09 February, 2023
Fresh from completing tasks in the Kermadec Islands 1000km north of New Zealand, where it supported conservation and science work and helped mana whenua strengthen their connection with the whenua (land) of their tīpuna (ancestors), the Royal New Zealand Navy’s HMNZS Canterbury is now heading to the Sub-Antarctic for a similar role.
The military sealift vessel left Auckland’s Devonport Naval Base on Tuesday and will call into Bluff before making the 465km journey south to Campbell Island (Moutere Ihupuku) and Auckland Islands (Maungahuka).

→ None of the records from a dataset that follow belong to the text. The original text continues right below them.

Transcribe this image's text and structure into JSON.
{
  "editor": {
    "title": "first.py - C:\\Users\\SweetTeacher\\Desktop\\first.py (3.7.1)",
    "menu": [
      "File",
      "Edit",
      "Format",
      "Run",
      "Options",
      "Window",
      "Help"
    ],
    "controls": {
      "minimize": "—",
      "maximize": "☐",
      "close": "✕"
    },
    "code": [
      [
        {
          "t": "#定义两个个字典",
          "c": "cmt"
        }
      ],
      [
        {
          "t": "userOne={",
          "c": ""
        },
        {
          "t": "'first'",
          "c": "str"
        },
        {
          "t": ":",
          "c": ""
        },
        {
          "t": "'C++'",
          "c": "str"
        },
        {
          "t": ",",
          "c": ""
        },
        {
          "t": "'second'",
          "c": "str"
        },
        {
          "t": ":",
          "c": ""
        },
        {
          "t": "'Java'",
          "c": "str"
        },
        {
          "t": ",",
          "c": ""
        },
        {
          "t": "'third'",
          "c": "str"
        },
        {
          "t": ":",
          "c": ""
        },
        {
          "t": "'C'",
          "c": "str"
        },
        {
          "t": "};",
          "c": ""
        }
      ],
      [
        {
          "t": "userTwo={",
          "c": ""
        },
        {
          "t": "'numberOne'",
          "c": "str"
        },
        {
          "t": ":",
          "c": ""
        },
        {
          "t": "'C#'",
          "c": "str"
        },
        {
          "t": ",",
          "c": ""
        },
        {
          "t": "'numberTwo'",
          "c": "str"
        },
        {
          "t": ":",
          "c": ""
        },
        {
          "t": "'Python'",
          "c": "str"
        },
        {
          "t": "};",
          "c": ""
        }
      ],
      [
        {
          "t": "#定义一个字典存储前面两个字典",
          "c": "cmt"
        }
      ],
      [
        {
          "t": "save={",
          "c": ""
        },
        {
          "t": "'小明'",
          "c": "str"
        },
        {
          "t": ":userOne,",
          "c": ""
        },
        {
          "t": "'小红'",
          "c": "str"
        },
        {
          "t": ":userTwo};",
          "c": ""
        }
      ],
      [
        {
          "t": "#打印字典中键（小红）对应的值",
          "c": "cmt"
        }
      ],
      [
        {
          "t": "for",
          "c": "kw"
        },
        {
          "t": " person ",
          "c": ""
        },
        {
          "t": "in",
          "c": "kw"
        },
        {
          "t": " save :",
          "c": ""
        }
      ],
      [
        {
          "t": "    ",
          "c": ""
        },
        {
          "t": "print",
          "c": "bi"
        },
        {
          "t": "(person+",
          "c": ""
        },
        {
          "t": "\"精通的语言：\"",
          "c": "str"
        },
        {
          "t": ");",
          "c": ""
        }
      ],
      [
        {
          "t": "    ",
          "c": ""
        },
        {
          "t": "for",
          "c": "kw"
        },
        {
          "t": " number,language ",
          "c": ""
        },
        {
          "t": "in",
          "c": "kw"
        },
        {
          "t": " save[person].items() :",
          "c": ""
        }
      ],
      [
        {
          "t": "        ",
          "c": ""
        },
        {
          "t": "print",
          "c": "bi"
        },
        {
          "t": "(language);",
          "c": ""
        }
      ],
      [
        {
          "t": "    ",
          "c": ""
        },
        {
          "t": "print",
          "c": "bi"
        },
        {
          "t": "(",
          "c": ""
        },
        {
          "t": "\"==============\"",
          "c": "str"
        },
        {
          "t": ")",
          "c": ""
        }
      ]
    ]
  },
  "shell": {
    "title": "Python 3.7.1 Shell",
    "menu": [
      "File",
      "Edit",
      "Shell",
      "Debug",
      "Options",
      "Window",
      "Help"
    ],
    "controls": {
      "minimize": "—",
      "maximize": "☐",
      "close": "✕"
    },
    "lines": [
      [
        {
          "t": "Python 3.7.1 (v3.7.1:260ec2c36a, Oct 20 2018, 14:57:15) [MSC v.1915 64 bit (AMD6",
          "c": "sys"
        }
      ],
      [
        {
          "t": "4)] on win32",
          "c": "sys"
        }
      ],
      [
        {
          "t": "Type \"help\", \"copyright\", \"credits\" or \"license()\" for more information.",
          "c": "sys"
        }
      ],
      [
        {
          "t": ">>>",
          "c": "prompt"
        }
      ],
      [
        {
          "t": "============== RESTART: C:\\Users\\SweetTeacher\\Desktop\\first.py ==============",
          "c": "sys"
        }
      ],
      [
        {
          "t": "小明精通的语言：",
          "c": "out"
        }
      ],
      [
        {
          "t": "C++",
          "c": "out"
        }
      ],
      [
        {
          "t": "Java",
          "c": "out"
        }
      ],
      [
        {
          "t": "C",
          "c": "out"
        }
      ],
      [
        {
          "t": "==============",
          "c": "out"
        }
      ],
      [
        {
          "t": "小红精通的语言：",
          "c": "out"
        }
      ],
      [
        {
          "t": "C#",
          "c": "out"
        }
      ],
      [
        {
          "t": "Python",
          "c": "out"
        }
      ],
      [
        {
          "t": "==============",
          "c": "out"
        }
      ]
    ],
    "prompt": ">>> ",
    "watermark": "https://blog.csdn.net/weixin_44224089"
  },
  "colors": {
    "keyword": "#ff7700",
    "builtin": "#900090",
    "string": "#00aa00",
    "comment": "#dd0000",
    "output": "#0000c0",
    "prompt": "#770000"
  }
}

Commanding officer of Canterbury, Commander Bronwyn Heslop, said crew had worked hard to ready the ship for the journey south after returning to Auckland late last week.
The 12-day operation to Rangitāhua/Raoul Island in the Kermadecs involved resupply, conservation and maintenance tasks.
A Navy Seasprite helicopter from RNZAF No. 6 Squadron was used to transport Department of Conservation, MetService and GNS Science personnel and equipment, and the New Zealand Conservation Dog Programme, between ship and shore, including winching personnel down to difficult-to-reach locations.
Northland iwi, Ngāti Kuri mana whenua, were also involved, undertaking research on the island's tracks and native wildlife.
“It’s hugely significant to undertake this trip, with maintaining our connection to our island and oceanscapes and with our relationship with Navy, it’s been huge to reconnect and deliver us to Rangitāhua,” said Sheridan Waitai, Executive Director and Trustee, Ngāti Kuri Trust Board.
MetService personnel upgraded the island’s automatic weather station and undertook maintenance on the facilities at the meteorological station.
“Observations from the automatic weather station at Raoul provide early warning of tropical weather systems including tropical cyclones that may have an adverse impact on New Zealand,” said Steve Knowles, MetService Network Operations Manager.
Commander Heslop said for the New Zealand Defence Force (NZDF) personnel involved, the time at sea had also been about building core skills.
“We've been undertaking training in aviation and boat drills. Every day people have learned more about their life as a sailor, soldier and aviator, so we've really built NZDF capability while we've been here on this operation," she said.
Canterbury’s crew is now preparing for the challenging and chillier seas around the Sub-Antarctic Islands.
The Sub-Antarctic Islands are a UNESCO World Heritage Site and for many years the NZDF has played a crucial role in supporting agencies that protect the natural heritage, important biodiversity, and pest-free status of both sets of islands.
For the first time there will be three Kāi Tahu Kā Rūnaka ki Murihiku representatives aboard.
Kāi Tahu know the Southern Ocean as Te Moana Tāpokopoko a Tāwhaki, the engulfing ocean of Tāwhaki. As kaitiaki, they have long held a connection with the Sub-Antarctic Islands, and the stories of their tīpuna who travelled to the islands are carved into Te Rau Aroha Marae in Bluff.
“This trip offers a timely opportunity to improve Crown-Iwi relationships through the Navy,” said Chief of Navy, Rear Admiral David Proctor.
“The Defence Force and Royal New Zealand Navy draw heavily on te ao Māori. If we can support Kai Tāhu whānau to strengthen their relationship with Moutere Ihupuku and Maungahuka, it strengthens us.”
Te Rūnaka o Awarua whānau member Bob Bowen says the upcoming visit is a once-in-a-lifetime opportunity to visit Te Moana Tāpokopoko a Tāwhaki, Moutere Ihupuku, and Maungahuka.
“It’s incredible to imagine back to the days of our tīpuna when they travelled south to the Sub-Antarctic in waka through ferocious storms. It amazes me how they navigated without the modern luxuries we have today.
“This voyage is our chance to support the mahi to protect our taoka (taonga) species like tōroa (albatross), hoiho (yellow-eyed penguin), toharā (southern right whale), and rāpoka (New Zealand sea lion), and to maintain our ahi kā – our continuous connection with these special islands as mana whenua and mana moana.”
Department of Conservation operations manager for Murihiku John McCarroll says the operation enabled the agency to carry out important conservation work at some of New Zealand’s most remote sites.
“The focus of this trip is maintenance and repairs to key infrastructure which helps us undertake important conservation work. Sea lion, albatross and penguin monitoring will also take place.”
Canterbury’s contingent includes members of the Sir Peter Blake Trust. An environmental leadership expedition includes 11 students and five teachers taking part in research with scientists from the University of Otago, GNS Science and the Cawthron Institute.
“They will be peat sampling, plankton tows, marine intertidal sampling, and marine sediment and water column sampling,” said Blake Head of Programmes, Jacob Anderson.